Australian War Memorial WAR/70/0105/VN
Phuoc Tuy Province, South Vietnam. 18 February 1970. Section Commander, Corporal Joe Danyluk of Port Kembla, NSW, carrying a mortar gun [M79 40mm grenade launcher] calls a halt during a sweep through bombed-out jungle after a bloody battle in the Long Hai mountains during Operation Hamersley. His company, B Company of 8th Battalion, The Royal Australian Regiment (8RAR), together with other units of the Battalion, supported by armor, fought an estimated company of hard-core Viet Cong (VC) for a number of days in the mountains. The area was pounded by airstrikes including a raid by giant B52 bomber aircraft, naval bombardment from HMAS Vendetta, and artillery fire. Twenty-nine bodies of dead VC have been found to date.
First fielded in 1961 by the U.S. Army, the 6-pound M79 was light enough that you could carry it as a support weapon while still having a primary rifle– note CPL Danyluk’s M16 over the shoulder. In American service, it was often called the Bloop Gun or the Thumper. Meanwhile, the Ozzies referred to it as the Wombat Gun.
While armored vehicles were not often the focus of the Vietnam conflict, full-sized main battle tanks did get a chance to do more than guard gates on occasion.
Such as a sharp engagement some 50 years ago today.
This painting shows 4 Australian Centurions of C Squadron, 1st Armoured Regiment in Bien Hoa Province, South Vietnam 26 May 1968. The tanks let out to clear some NVA bunkers situated around the base from whence attacks were being staged on the Aussie’s base.
The battles of Fire Support Base Coral and Balmoral, during the Tet Offensive, are stuff of legend in the Australian Army.
An armored troop made up from the 1st Armoured Regiment (1 Armd Regt) was deployed on active service to South Vietnam in May 1965 and, through several rotations supported by the regiment, remained in country until withdrawn from Vietnam in September 1971. In that time, 58 Centurions had served in Southeast Asia with 42 damaged in battle– six were beyond repair. Two crewmen had been killed in action.
The regiment is still around, and today is the only armored unit in the Australian Army to be equipped with the M1A1 Abrams.
Via The Tank Museum:
A line-up of three generations of Australian tanks.

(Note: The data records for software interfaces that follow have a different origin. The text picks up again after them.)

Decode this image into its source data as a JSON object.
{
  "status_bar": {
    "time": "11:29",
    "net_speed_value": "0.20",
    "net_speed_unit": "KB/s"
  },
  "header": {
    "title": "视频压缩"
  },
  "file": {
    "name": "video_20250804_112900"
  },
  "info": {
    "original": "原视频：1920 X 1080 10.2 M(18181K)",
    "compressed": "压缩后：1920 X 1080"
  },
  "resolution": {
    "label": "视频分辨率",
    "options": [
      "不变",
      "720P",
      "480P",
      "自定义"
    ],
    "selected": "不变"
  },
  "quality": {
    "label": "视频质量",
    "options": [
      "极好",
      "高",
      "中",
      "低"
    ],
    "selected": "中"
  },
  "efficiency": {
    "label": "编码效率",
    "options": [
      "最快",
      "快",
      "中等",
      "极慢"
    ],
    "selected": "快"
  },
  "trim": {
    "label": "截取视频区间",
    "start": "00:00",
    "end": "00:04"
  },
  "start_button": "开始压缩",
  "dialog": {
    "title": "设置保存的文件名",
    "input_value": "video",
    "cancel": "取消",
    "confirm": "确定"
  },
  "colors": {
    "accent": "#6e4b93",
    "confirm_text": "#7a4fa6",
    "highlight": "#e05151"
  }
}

The Matilda in the middle is the oldest. It was first acquired by Australia in 1942 and used against the Japanese in New Guinea and Borneo until the end of the Second World War. Heavily armored, they were very popular. The last Matildas were retired in 1955.
On the left is the Centurion Mark 5/1. These saw service in Vietnam, where they proved highly effective and resilient. Unlike most users, the Australians kept the 20 Pounder gun throughout its life. 117 gun tanks were bought, with the first arriving in 1952.
On the right is the Leopard AS1, new to the Australian Army at the time this photograph was taken. The first arrived in 1976 and a total of 90 were bought. They were painted green all over – the brown color is mud!
If only they had some Bren carriers, Ford Scout Cars, M3 Grant medium and M3 Stuart light tanks to go with it, then they could cover the old school early WWII Australian Armoured Corps as well!
Australian soldiers move through the jungle of Papua New Guinea with their M3 Stuart tanks